At the height of the 1968 student revolt in France, an American anthropologist called Marshall Sahlins published in Les Temps Modernes, the journal founded and edited by Jean-Paul Sartre and Simone de Beauvoir, one of the most influential papers in his field.
In it, he argues that hunters-gatherers before the arrival of agriculture had few needs and could easily satisfy themselves with what he calls "a marvelously varied diet". They had few possessions but they were not poor. Foragers, he argued, needed to work only 21 to 35 hours per week to get enough to eat and live. The rest was leisure time. This challenged the field's party line at the time that foragers lived on subsistence and often starved and it was the agricultural revolution that made the great leap forward to the land of plenty and civilisation.
He calls it the "original affluent society", in reference to the book, The Affluent Society, published almost a decade earlier by the economist and diplomat John Kenneth Galbraith. The affluent society in the West, epitomised by the US, goes in the opposite direction. Instead of catering to a few essential needs, in modern rich society "man's wants are great, not to say infinite, whereas his means are limited ... [so] the gap between means and ends can eventually be narrowed [only] by industrial productivity". Think of the Apple iPhones and all their wondrous features. Does anyone really need them? But many people seem unable to live and function without them nowadays.
Once humans settled down, they became farmers who worked round the clock, with enough spare time only to sleep. "Within a couple of millennia, humans in many parts of the world [after giving up a comfortable life hunting and gathering] were doing little from dawn to dusk other than taking care of plants [like wheat and rice]," wrote the Israeli historian Yuval Noah Harari in his bestseller last year, Sapiens.
An unacknowledged disciple of Sahlins, Harari writes: "This is the essence of the Agricultural Revolution: the ability to keep more people alive under worse conditions."
Starting in a place called Hilly Flanks that bordered today's Turkey, Iran and Iraq, plant domestication began with wheat and goats around 9000 BC. Over 6,000 years it spread across the West to the Atlantic, domesticating peas and lentils by 8000 BC, olive trees around 5000 BC, camels and cashew nuts by 3500 BC.

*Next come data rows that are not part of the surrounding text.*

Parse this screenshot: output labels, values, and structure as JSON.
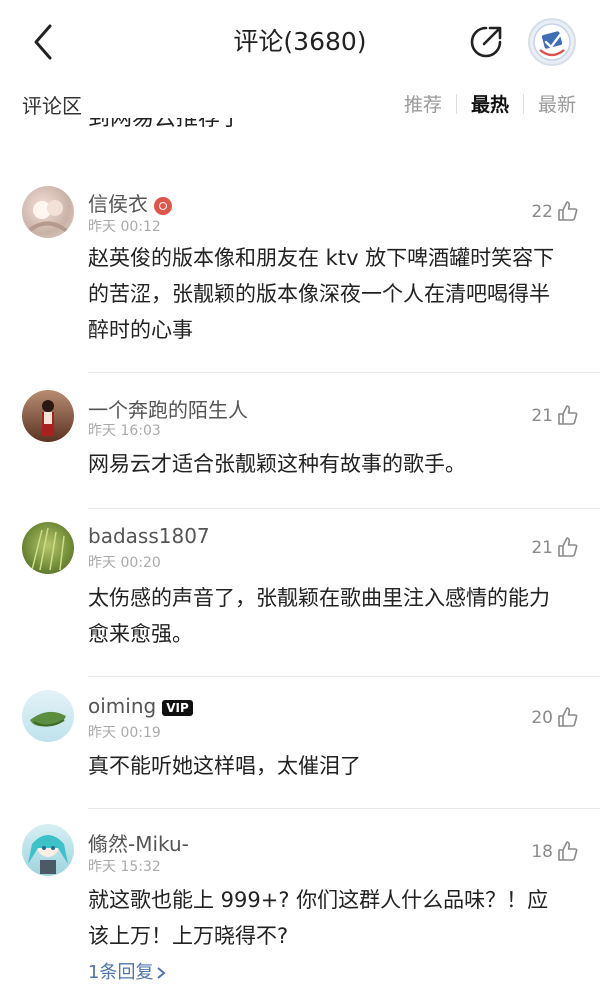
{
  "header": {
    "title": "评论(3680)"
  },
  "subbar": {
    "section_title": "评论区",
    "sorts": [
      "推荐",
      "最热",
      "最新"
    ]
  },
  "clipped_text": "到网易云推荐了",
  "comments": [
    {
      "name": "信侯衣",
      "time": "昨天 00:12",
      "likes": "22",
      "lines": [
        "赵英俊的版本像和朋友在 ktv 放下啤酒罐时笑容下",
        "的苦涩，张靓颖的版本像深夜一个人在清吧喝得半",
        "醉时的心事"
      ]
    },
    {
      "name": "一个奔跑的陌生人",
      "time": "昨天 16:03",
      "likes": "21",
      "lines": [
        "网易云才适合张靓颖这种有故事的歌手。"
      ]
    },
    {
      "name": "badass1807",
      "time": "昨天 00:20",
      "likes": "21",
      "lines": [
        "太伤感的声音了，张靓颖在歌曲里注入感情的能力",
        "愈来愈强。"
      ]
    },
    {
      "name": "oiming",
      "badge": "VIP",
      "time": "昨天 00:19",
      "likes": "20",
      "lines": [
        "真不能听她这样唱，太催泪了"
      ]
    },
    {
      "name": "翛然-Miku-",
      "time": "昨天 15:32",
      "likes": "18",
      "lines": [
        "就这歌也能上 999+? 你们这群人什么品味？！应",
        "该上万！上万晓得不?"
      ],
      "reply": "1条回复"
    }
  ]
}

In the East, Manchurian foragers began to cultivate millet around 5000 BC. Domesticated rice was found spread around the Yangzi valley between 5000 and 4000 BC, in Taiwan and Hong Kong by 3000 BC and spread to Thailand and Vietnam by 2000 BC, eventually extending to Malaya, the Philippines and Borneo.
Jared Diamond, author of the classic Guns, Germs, and Steel: The Fates of Human Societies, has called the agricultural revolution "history's worst mistake". In Sapiens, Harari calls it "history's biggest fraud". Harari is, incidentally, a vegan.

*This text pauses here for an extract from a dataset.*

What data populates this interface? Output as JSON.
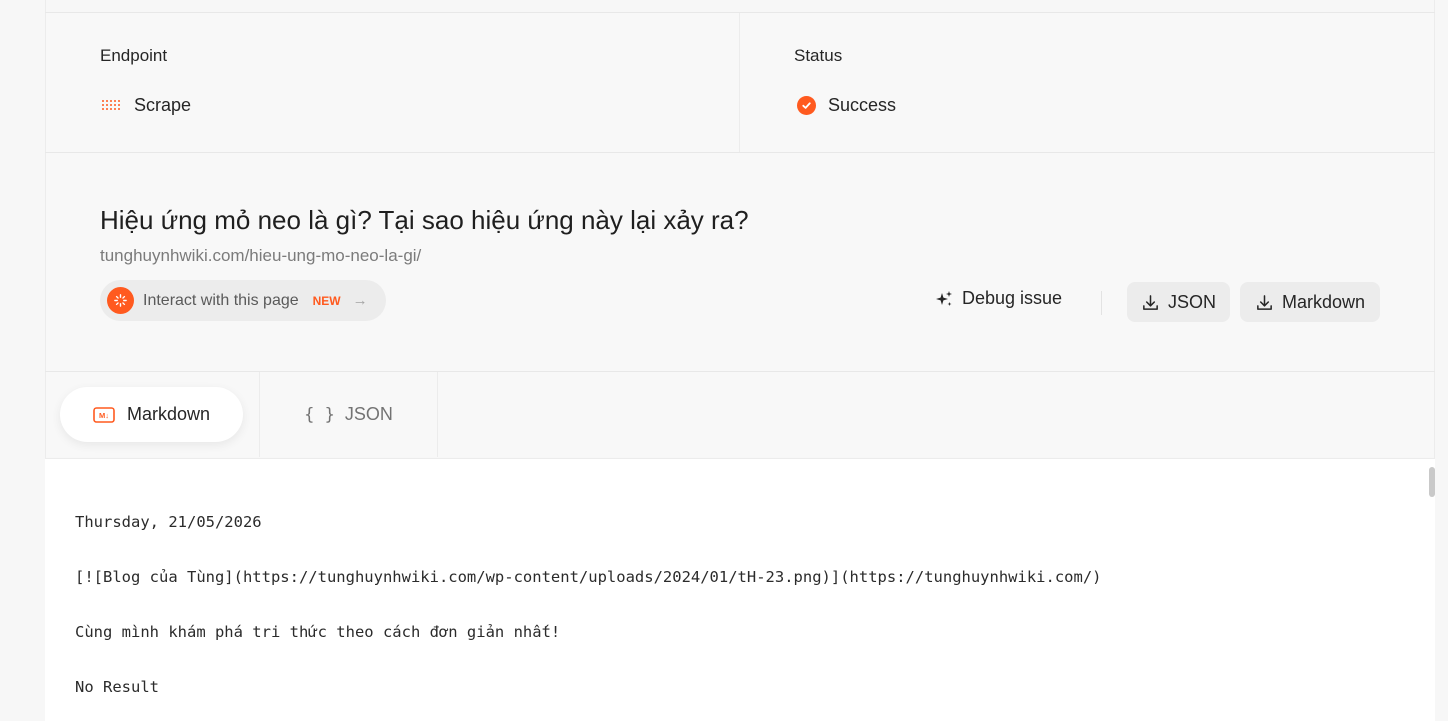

You can see Sahlins has many illustrious contemporary followers, among whom I would also count Ian Morris, the US historian and archaeologist. In Why the West Rules for Now, Morris tells how the tyrannical state, hierarchical society, patriarchy and extreme inequalities first emerged after the agricultural revolution. It's from Morris's book that I first read about Sahlins.
The food choices made during the long agricultural revolution have remained, by and large, ours today. Harari wrote: "With all our advanced technologies, more than 90 per cent of the calories that feed humanity [today] come from a handful of plants that our ancestors domesticated between 9000 BC and 3500 BC ... Our cuisine is [still] that of ancient farmers."

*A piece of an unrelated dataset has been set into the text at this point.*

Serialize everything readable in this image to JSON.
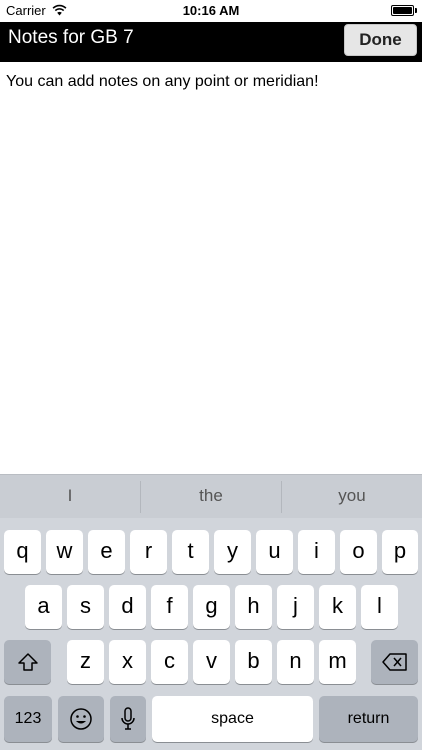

Of course, there's no way to turn back the clock and rewind 10,000 years of history. Still there are worse diets than Paleo, though I have nothing against legumes.
Alex Lo edits the science page